In most states, private sector employers are not required to provide vacation, whether paid or unpaid, to employees. Therefore, employers have significant discretion in developing vacation and personal leave policies that best fit the needs of their workplace and employees.
If promised, vacation must be granted. Nonetheless, it is important for employers to understand that, if their practices, policies, or statements rise to the level of creating a “promise” of vacation, then the employer may create a binding legal obligation to provide vacation—even when state law would not otherwise require it to do so.
Payout of vacation at termination. This caution also applies to obligations to pay out accrued, but unused, vacation time at termination of employment.
Even where state law does not specifically require employers to pay out accrued vacation upon termination, a consistent practice, written policy, or contract promising such payment may create an enforceable legal obligation to do so.
In such circumstances, earned vacation will generally be treated as wages pursuant to state wage payment and collection laws.
For example, the Mississippi Supreme Court has ruled that a promise of paid vacation time is contractual, and that unpaid accrued vacation must be compensated unless there is an express agreement that employees will not be paid for unused time (Fuselier, Ott & McKee v. Moeller, 507 So.2d 63 (1987)).
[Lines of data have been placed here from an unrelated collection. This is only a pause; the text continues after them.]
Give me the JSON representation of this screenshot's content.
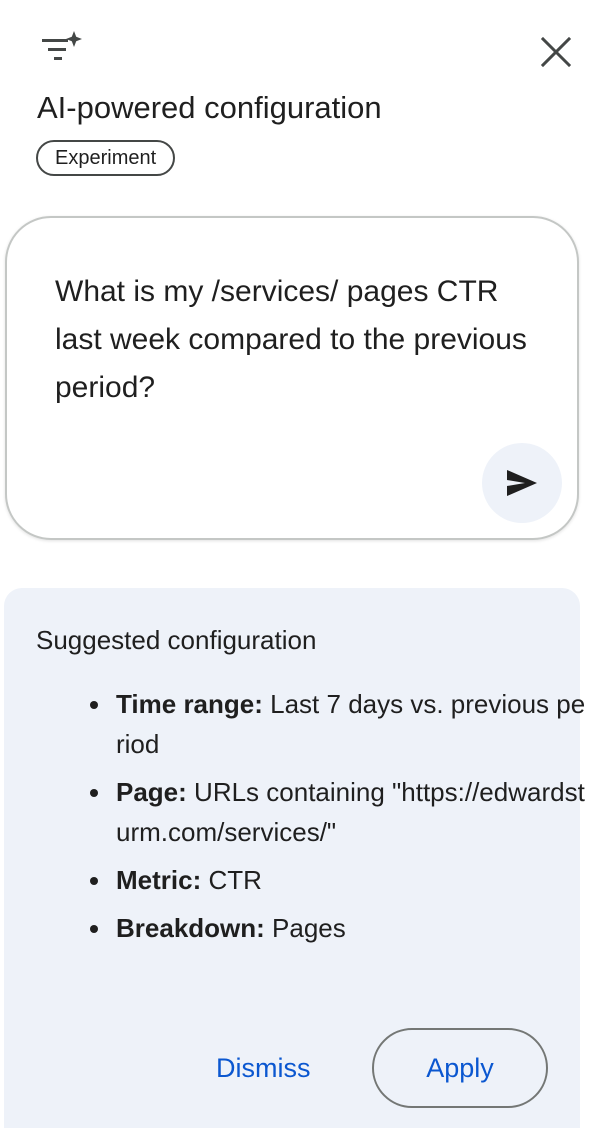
{
  "header": {
    "title": "AI-powered configuration",
    "badge": "Experiment",
    "icon": "filter-sparkle-icon",
    "close_icon": "close-icon"
  },
  "prompt": {
    "text": "What is my /services/ pages CTR last week compared to the previous period?",
    "send_icon": "send-icon"
  },
  "suggestion": {
    "title": "Suggested configuration",
    "items": [
      {
        "key": "Time range:",
        "value": "Last 7 days vs. previous period"
      },
      {
        "key": "Page:",
        "value": "URLs containing \"https://edwardsturm.com/services/\""
      },
      {
        "key": "Metric:",
        "value": "CTR"
      },
      {
        "key": "Breakdown:",
        "value": "Pages"
      }
    ],
    "dismiss_label": "Dismiss",
    "apply_label": "Apply"
  },
  "colors": {
    "accent": "#0b57d0",
    "card_bg": "#eef2f9",
    "text": "#1f1f1f"
  }
}
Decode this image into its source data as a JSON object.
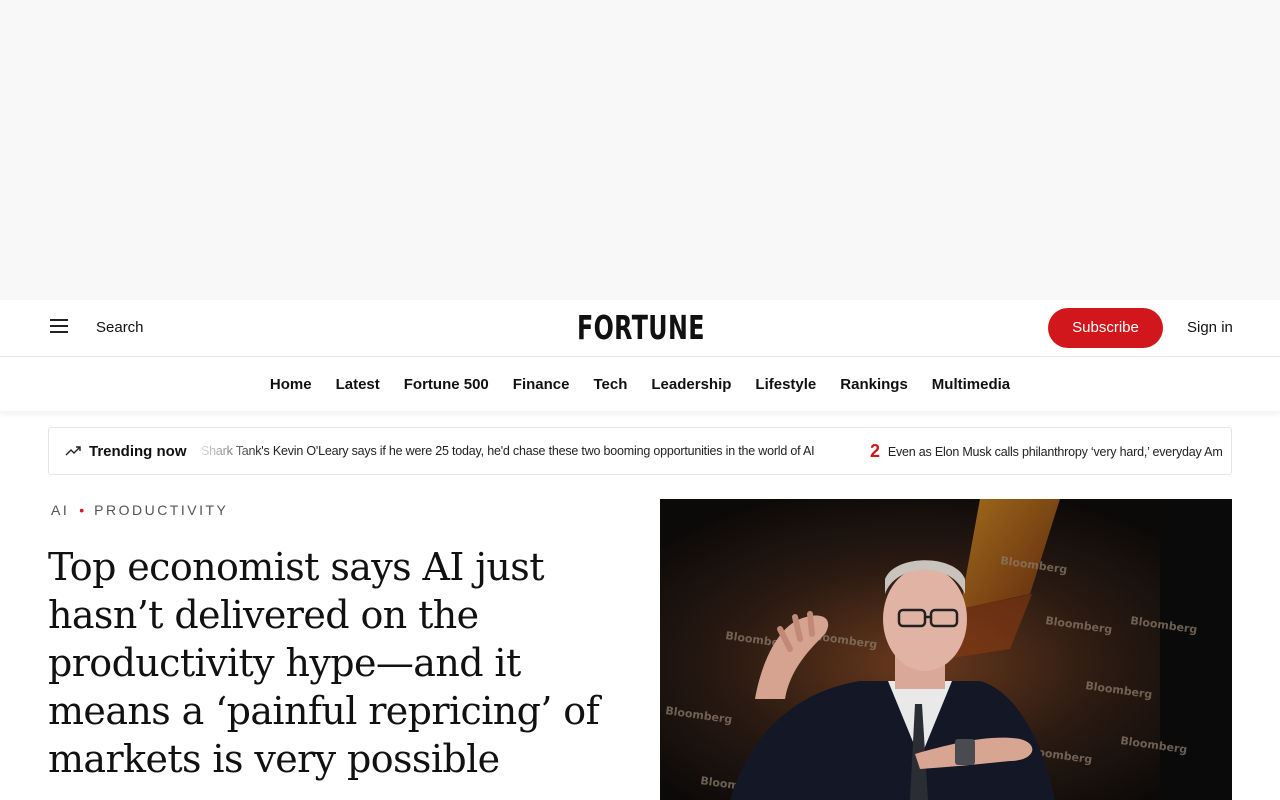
{
  "masthead": {
    "search_label": "Search",
    "logo_text": "FORTUNE",
    "subscribe_label": "Subscribe",
    "signin_label": "Sign in"
  },
  "nav": {
    "items": [
      "Home",
      "Latest",
      "Fortune 500",
      "Finance",
      "Tech",
      "Leadership",
      "Lifestyle",
      "Rankings",
      "Multimedia"
    ]
  },
  "trending": {
    "label": "Trending now",
    "items": [
      {
        "number": "",
        "text": "Shark Tank's Kevin O'Leary says if he were 25 today, he'd chase these two booming opportunities in the world of AI"
      },
      {
        "number": "2",
        "text": "Even as Elon Musk calls philanthropy ‘very hard,’ everyday Am"
      }
    ]
  },
  "article": {
    "tags": [
      "AI",
      "PRODUCTIVITY"
    ],
    "headline": "Top economist says AI just hasn’t delivered on the productivity hype—and it means a ‘painful repricing’ of markets is very possible"
  },
  "hero_image": {
    "backdrop_word": "Bloomberg"
  },
  "colors": {
    "brand_red": "#d1161c",
    "ad_background": "#f8f8f8"
  }
}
For additional information on final wage payments, please see the Paychecks
Clear policy language will control. Therefore, when state law does not expressly require employers to provide vacation or to pay out accrued vacation upon termination, employers should assume that their established ...